Trace $(MyMessage);

Unmap

The Unmap statement disables field value mapping specified by a previous Map … Using statement for subsequently loaded fields.

Syntax:

Unmap *fieldlist

Arguments:

Argument Description
*fieldlist a comma separated list of the fields that should no longer be mapped from this point in the script. Using * as field list indicates all fields. The wildcard characters * and ? are allowed in field names. Quoting of field names may be necessary when wildcards are used.

Example:

Example Result
Unmap Country; Disables mapping of field Country.
Unmap A, B, C; Disables mapping of fields A, B and C.
Unmap * ; Disables mapping of all fields.

See also Map.

Unqualify

The Unqualify statement is used for switching off the qualification of field names that has been previously switched on by the Qualify statement.

Syntax:

Unqualify *fieldlist

Arguments:

Argument Description
*fieldlist A comma separated list of the fields for which qualification should be turned on. Using * as field list indicates all fields. The wildcard characters * and ? are allowed in field names. Quoting of field names may be necessary when wildcards are used.

Example 1:

Unqualify *;

Example 2:

Unqualify TransID;

See also Qualify.

Untag
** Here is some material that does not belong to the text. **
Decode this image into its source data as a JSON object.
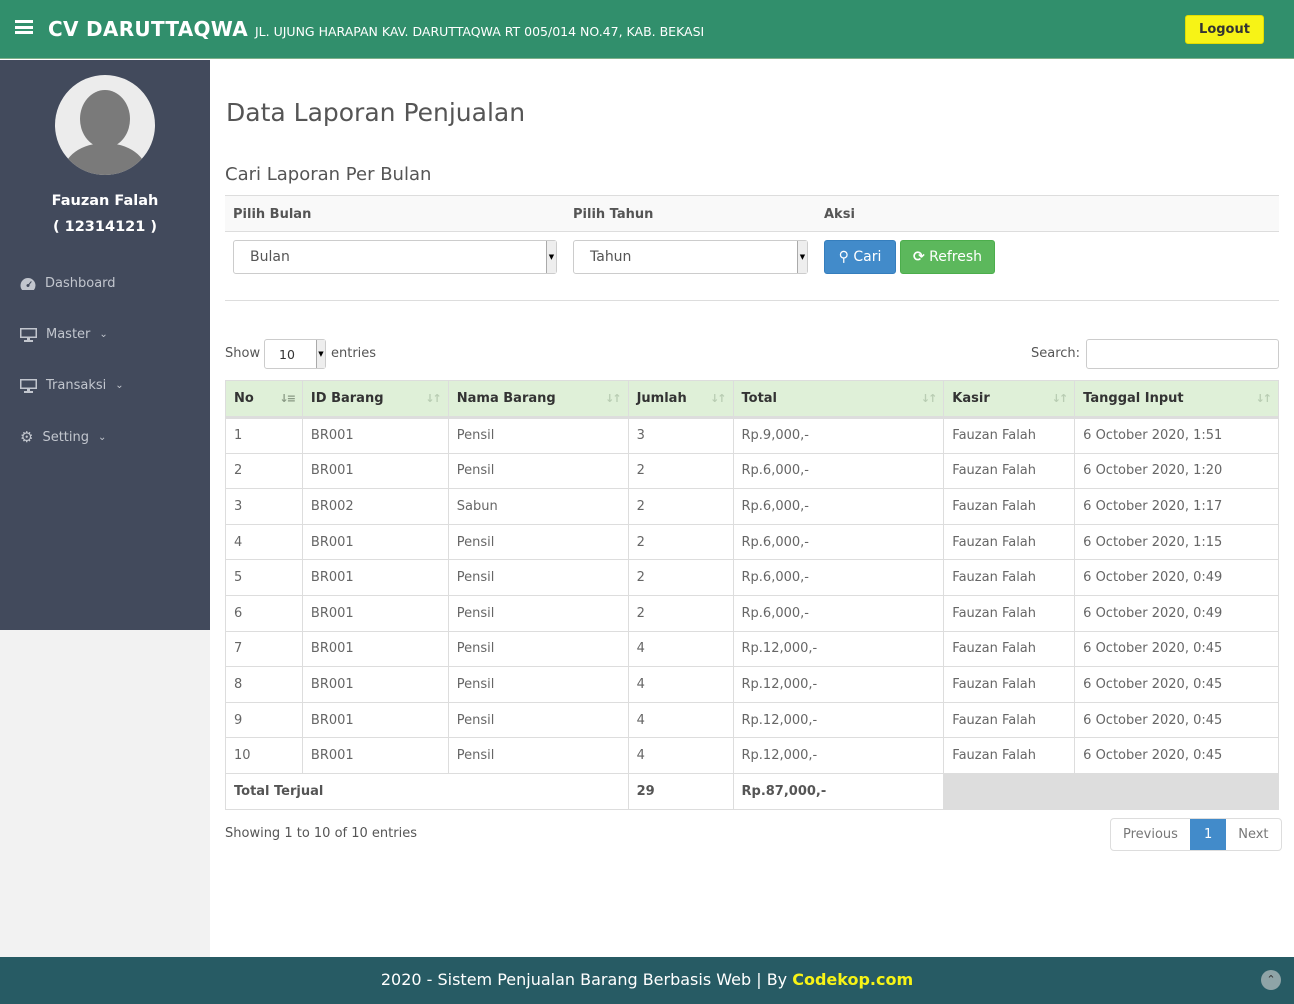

Provides a way of removing tags from one or more fields. If an attempt to untag a Field name not present in the app is made, the untagging will be ignored. If conflicting occurrences of a field or tag name is found, the last value is used.

Syntax:

Untag fields fieldlist using mapname Untag field fieldname with tagname

Arguments:

Argument Description
fieldlist A comma separated list of the fields which tags should be removed.
mapname The name of a mapping table previously loaded in a mapping LOAD or mapping SELECT statement.
fieldname The name of the field that should be untagged.
tagname The name of the tag that should be removed from the field.

Example 1:

tagmap:
mapping LOAD * inline [
a,b
Alpha,MyTag
Num,MyTag
];

Untag fields using tagmap;

Example 2:

Untag field Alpha with MyTag2;